Just how horrendously wrong this approach can go has been grimly illustrated by the affair involving Elor Azaria, the IDF soldier who executed a wounded and disarmed Palestinian attacker in Hebron last March, and was caught on video doing so. Despite the swift condemnation of the IDF’s top brass, a number of high profile right-wing Israeli politicians were of the opinion that he had done the right thing and should never have been arrested, and an alarmingly broad coalition of lawmakers called for clemency in the wake of Azaria’s manslaughter conviction last week.
Yet the most disturbing reaction of all came from the Israeli public: people overwhelmingly supported Azaria’s actions, and several sections of society consider him a national hero who has been let down by the upper echelons of the army (right-wing protesters outside Azaria’s verdict hearing chanted about IDF Chief of Staff Gadi Eisenkot going the same way as Yitzhak Rabin).
The Hebron shooting came during the intense period of violence that characterized late 2015 and early 2016 in Israel-Palestine, when Israeli newspapers were filled with glowing profiles of soldiers and police officers who had shot dead a Palestinian attacker (alleged or actual). Fresh national heroes were being minted on a daily basis, elevated to the pantheon by virtue of pulling the trigger and hitting the target.
Azaria, too, would likely have enjoyed a similar fate had he not been caught on camera, and had he not come from a low-income Mizrahi background, the significance of which my colleague Edo Konrad unpacked here. Despite the verdict of the court, however, for the people Azaria remains a patriotic hero, a “Gibor Yisrael.”

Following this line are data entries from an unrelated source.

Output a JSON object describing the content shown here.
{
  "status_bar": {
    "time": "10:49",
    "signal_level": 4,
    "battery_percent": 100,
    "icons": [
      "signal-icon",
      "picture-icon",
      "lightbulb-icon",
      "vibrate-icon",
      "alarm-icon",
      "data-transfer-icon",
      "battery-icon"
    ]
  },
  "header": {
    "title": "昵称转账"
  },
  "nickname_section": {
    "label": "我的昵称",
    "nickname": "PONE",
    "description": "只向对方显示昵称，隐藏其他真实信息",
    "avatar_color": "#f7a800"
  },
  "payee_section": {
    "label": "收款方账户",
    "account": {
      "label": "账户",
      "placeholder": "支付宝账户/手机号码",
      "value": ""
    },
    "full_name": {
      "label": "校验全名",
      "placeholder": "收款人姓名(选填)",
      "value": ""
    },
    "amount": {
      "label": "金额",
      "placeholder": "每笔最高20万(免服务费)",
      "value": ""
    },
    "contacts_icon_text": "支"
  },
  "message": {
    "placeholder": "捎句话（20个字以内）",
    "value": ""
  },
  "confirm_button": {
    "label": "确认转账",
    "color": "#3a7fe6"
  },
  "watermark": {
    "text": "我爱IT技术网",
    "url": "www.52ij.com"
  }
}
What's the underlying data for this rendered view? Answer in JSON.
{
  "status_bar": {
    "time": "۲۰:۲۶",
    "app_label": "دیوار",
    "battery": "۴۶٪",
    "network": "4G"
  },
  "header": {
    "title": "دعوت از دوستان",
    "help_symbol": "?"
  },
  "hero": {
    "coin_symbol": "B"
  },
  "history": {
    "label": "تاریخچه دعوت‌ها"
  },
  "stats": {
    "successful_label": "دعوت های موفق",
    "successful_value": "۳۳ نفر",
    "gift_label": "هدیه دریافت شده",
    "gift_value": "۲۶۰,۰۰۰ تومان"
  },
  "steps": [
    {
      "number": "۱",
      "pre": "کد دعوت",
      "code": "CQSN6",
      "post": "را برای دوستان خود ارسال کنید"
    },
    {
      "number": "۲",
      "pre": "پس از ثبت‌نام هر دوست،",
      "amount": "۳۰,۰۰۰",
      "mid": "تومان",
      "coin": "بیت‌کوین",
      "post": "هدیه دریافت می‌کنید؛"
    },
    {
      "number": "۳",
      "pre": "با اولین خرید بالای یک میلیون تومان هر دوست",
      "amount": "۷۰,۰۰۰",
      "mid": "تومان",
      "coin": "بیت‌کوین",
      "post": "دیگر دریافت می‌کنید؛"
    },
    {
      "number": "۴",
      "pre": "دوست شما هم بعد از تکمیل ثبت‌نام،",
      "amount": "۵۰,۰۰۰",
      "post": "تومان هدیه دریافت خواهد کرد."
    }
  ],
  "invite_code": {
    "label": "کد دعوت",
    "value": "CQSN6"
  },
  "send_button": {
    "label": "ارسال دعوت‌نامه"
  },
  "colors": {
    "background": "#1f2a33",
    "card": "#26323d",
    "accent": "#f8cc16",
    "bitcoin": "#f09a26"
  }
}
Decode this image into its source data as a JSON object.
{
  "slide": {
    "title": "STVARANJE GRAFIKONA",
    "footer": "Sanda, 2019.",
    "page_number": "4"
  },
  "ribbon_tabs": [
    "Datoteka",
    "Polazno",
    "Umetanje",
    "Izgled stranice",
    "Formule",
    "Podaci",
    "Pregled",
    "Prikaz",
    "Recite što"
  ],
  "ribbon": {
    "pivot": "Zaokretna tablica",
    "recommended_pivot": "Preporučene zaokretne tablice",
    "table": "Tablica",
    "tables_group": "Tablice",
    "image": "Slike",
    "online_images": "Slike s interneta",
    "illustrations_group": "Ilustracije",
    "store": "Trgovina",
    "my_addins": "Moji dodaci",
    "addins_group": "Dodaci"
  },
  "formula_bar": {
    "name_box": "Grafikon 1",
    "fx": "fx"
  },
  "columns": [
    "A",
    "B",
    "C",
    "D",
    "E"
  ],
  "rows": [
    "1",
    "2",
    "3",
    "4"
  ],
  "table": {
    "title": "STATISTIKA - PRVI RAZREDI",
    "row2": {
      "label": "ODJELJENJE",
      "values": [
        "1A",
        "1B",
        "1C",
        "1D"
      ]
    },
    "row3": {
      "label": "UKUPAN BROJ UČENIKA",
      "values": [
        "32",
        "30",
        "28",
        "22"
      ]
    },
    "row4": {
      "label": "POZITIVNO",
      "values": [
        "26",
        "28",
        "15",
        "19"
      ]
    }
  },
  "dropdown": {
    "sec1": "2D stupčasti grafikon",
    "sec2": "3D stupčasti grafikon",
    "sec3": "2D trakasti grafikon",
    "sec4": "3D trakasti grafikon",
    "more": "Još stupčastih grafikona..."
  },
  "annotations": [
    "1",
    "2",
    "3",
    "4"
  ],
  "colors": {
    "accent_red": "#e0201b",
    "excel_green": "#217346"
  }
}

But Azaria himself is not the problem. He is a symptom of a much broader ailment in Israeli society: that its army, despite ethnic cleansing and occupation, despite atrocities and daily brutal repression, continues to hold the monopoly over who is and isn’t considered a national hero. When these are the doors Israel has built its house around, it is difficult to counter Netanyahu’s assertion that Israel will “forever live by the sword.”